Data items
== == ==
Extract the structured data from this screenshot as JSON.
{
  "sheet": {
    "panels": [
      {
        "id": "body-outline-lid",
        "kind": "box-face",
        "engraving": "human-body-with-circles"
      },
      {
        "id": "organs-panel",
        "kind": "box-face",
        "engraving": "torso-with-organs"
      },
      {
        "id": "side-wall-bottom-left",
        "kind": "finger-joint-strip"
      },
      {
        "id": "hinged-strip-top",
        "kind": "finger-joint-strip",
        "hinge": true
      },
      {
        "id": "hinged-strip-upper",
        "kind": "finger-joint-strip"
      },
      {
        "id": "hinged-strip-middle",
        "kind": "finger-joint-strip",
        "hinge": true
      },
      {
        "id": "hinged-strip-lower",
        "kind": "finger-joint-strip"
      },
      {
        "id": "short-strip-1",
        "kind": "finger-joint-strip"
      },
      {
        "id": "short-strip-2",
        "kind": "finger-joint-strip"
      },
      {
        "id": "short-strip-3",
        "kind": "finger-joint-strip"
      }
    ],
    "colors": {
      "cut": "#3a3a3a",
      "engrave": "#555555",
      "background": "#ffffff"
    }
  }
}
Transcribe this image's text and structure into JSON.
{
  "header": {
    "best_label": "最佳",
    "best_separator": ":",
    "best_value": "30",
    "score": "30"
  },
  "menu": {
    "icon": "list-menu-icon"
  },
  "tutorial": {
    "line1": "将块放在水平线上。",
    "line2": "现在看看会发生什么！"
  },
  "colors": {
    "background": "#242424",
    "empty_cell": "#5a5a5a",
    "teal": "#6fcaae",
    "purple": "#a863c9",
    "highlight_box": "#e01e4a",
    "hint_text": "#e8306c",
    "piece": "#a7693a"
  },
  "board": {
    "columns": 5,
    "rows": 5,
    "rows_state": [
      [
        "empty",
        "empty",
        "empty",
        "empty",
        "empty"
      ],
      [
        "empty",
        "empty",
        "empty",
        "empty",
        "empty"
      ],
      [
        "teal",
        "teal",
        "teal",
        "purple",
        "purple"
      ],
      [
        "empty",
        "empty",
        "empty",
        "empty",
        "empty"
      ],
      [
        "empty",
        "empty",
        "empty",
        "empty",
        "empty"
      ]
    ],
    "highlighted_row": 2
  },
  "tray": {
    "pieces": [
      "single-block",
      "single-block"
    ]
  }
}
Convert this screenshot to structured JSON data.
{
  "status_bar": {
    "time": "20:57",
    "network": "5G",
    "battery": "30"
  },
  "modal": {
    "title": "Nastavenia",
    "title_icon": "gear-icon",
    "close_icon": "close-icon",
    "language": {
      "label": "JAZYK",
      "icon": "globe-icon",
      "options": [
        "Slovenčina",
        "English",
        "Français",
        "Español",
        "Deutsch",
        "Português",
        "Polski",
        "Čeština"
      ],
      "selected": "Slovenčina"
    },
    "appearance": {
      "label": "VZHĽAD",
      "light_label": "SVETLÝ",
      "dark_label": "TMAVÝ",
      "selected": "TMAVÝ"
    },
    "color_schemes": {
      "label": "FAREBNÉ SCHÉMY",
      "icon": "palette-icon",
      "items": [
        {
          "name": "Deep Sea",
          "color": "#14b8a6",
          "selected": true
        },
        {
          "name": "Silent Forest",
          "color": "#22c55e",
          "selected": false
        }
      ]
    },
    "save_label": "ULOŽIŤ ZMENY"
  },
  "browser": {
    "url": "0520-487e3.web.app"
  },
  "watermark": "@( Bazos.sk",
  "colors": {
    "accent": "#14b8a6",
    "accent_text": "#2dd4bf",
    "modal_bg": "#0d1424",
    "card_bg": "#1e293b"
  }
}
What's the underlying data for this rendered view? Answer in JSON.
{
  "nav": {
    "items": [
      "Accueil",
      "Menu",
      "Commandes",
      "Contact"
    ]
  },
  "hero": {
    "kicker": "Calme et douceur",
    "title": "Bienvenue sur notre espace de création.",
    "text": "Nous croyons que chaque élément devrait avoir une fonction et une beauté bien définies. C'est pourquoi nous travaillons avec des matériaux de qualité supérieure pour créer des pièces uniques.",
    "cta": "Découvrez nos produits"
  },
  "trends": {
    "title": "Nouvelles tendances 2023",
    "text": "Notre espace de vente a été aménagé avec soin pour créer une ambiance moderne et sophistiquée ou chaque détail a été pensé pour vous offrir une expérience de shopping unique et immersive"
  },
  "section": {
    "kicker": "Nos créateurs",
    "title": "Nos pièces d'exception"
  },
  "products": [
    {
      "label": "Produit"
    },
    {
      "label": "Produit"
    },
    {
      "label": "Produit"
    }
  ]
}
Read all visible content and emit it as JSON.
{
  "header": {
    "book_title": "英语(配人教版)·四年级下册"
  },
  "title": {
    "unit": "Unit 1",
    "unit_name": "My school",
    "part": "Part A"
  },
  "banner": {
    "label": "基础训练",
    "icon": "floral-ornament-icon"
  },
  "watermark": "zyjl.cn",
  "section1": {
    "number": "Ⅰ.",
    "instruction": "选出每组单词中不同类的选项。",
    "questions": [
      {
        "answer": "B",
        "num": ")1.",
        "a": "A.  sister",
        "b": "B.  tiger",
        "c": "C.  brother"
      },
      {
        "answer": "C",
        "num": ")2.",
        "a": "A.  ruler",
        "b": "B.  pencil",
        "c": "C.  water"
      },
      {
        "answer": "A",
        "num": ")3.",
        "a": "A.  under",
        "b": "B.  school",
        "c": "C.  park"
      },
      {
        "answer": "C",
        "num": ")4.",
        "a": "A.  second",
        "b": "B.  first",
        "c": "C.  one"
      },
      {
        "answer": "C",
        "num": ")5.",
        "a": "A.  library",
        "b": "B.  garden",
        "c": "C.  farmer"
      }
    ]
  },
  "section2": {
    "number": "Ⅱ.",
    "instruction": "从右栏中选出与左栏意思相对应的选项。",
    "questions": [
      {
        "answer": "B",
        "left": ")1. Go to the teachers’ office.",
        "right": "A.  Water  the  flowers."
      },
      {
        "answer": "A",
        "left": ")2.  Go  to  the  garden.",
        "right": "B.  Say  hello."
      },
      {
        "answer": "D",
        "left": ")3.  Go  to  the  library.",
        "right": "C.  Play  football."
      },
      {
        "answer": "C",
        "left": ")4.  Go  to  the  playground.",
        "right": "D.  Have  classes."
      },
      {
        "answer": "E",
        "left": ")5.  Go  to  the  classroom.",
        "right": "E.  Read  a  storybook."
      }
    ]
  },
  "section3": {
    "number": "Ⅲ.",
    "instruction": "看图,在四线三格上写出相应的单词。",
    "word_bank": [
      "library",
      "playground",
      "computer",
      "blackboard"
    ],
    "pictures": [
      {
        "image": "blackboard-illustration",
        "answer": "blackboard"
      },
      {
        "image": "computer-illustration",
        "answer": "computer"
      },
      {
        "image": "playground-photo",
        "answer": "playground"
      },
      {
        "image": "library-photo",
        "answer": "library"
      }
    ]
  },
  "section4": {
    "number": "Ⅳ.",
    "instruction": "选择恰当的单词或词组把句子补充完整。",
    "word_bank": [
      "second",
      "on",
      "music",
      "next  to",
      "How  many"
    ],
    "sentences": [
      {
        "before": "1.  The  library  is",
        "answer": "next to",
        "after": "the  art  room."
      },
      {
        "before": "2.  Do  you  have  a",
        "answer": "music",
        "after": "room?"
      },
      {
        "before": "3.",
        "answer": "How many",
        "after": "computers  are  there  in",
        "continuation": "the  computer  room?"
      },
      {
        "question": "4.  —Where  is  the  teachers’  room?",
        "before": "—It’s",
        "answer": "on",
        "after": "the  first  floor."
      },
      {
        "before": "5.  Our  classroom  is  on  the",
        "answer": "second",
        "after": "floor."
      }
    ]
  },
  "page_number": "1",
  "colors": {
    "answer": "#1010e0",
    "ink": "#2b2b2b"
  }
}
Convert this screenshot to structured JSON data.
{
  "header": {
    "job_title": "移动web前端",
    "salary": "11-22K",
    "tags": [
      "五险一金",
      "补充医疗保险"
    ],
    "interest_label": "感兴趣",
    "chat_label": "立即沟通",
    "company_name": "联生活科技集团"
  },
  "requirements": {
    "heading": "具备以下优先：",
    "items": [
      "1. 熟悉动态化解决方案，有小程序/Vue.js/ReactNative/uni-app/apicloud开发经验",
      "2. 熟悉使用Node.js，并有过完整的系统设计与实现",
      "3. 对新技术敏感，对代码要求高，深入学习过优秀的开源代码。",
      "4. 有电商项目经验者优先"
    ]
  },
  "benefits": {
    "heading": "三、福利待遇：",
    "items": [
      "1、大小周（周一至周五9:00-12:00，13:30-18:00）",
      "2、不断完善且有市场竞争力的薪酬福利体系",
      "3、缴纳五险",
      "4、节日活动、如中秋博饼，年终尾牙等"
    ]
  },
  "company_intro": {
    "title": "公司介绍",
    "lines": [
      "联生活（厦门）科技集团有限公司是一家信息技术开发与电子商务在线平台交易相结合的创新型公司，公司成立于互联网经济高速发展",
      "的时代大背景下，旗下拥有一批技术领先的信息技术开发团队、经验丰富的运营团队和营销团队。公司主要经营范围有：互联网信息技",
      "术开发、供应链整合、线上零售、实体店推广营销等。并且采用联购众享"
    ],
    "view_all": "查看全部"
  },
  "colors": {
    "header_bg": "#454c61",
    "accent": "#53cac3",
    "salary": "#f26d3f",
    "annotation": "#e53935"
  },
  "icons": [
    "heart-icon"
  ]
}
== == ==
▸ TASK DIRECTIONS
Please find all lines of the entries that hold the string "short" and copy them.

▸ COMPLETED EXERCISE
        "id": "short-strip-1",
        "id": "short-strip-2",
        "id": "short-strip-3",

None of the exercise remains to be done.